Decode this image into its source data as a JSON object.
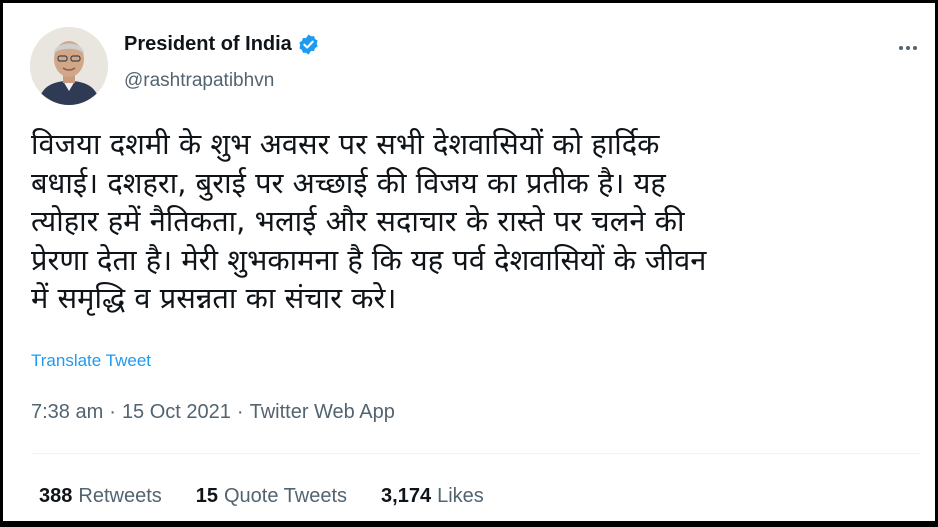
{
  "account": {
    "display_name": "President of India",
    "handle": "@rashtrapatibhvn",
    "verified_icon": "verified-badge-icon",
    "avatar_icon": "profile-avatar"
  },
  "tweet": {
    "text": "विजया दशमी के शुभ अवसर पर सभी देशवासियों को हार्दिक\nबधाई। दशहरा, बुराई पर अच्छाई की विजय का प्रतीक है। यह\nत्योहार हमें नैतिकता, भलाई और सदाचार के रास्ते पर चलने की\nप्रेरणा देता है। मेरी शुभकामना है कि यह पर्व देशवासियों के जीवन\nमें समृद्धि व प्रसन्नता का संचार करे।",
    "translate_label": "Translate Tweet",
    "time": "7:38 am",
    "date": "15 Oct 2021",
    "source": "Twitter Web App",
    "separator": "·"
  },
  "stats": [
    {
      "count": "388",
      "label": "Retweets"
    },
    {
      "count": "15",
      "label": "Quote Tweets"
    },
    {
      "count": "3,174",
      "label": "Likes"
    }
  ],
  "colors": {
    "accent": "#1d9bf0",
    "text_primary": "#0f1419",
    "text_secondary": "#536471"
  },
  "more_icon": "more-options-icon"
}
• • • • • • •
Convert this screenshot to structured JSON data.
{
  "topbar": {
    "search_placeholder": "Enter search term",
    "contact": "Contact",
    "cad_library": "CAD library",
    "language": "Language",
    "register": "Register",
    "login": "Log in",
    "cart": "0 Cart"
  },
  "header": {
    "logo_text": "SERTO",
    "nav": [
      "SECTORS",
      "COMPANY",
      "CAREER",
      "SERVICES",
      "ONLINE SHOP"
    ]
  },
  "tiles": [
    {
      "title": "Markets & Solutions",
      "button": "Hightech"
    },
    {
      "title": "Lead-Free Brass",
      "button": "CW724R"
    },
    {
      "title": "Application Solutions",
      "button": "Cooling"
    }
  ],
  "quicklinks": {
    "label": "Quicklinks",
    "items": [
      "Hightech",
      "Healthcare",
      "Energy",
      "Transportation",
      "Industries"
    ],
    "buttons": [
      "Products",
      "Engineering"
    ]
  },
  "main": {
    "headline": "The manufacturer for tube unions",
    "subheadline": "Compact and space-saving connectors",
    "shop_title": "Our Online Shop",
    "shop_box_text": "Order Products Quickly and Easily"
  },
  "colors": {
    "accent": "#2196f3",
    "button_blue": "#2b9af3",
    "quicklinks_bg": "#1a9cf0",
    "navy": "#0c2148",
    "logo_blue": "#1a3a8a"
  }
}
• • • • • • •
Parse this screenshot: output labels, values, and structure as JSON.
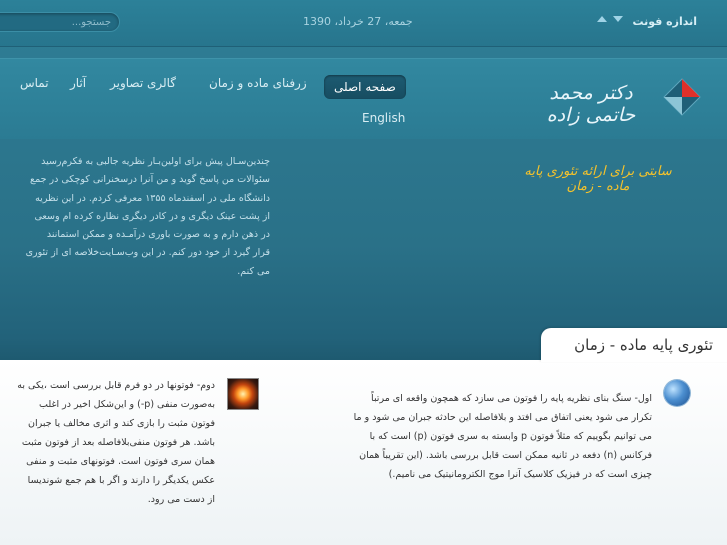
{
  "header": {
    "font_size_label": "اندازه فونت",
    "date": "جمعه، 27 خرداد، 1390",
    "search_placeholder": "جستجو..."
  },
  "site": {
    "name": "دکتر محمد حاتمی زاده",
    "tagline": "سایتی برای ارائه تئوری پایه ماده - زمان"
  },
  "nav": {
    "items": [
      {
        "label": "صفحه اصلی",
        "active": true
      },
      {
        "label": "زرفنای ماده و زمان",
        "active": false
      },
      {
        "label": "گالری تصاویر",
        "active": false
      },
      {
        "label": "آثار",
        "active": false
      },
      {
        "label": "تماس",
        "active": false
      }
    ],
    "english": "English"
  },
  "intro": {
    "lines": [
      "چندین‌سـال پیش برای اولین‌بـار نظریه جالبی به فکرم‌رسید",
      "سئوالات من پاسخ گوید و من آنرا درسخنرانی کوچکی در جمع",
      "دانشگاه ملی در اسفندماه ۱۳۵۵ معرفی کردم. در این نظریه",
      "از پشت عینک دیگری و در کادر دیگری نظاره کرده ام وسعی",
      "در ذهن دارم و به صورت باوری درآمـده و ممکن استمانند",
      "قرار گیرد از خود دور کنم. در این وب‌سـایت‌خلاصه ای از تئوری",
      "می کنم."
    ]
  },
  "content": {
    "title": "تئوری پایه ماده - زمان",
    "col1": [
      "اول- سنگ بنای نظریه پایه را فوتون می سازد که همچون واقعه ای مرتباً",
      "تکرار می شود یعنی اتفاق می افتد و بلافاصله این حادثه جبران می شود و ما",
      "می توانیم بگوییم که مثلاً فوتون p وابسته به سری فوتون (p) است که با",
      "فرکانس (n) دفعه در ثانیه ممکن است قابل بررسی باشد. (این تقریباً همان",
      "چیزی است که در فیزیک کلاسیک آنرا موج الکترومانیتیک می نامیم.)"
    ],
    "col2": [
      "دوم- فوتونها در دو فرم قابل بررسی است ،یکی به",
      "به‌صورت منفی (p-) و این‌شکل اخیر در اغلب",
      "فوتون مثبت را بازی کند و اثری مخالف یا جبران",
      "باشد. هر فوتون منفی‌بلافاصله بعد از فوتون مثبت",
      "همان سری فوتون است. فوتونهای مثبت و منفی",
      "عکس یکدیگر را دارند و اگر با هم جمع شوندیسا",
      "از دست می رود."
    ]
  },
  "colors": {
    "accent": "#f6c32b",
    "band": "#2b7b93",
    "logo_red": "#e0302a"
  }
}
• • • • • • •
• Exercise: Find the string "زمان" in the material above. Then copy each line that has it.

• Answer section:
    "tagline": "سایتی برای ارائه تئوری پایه ماده - زمان"
        "label": "زرفنای ماده و زمان",
    "title": "تئوری پایه ماده - زمان",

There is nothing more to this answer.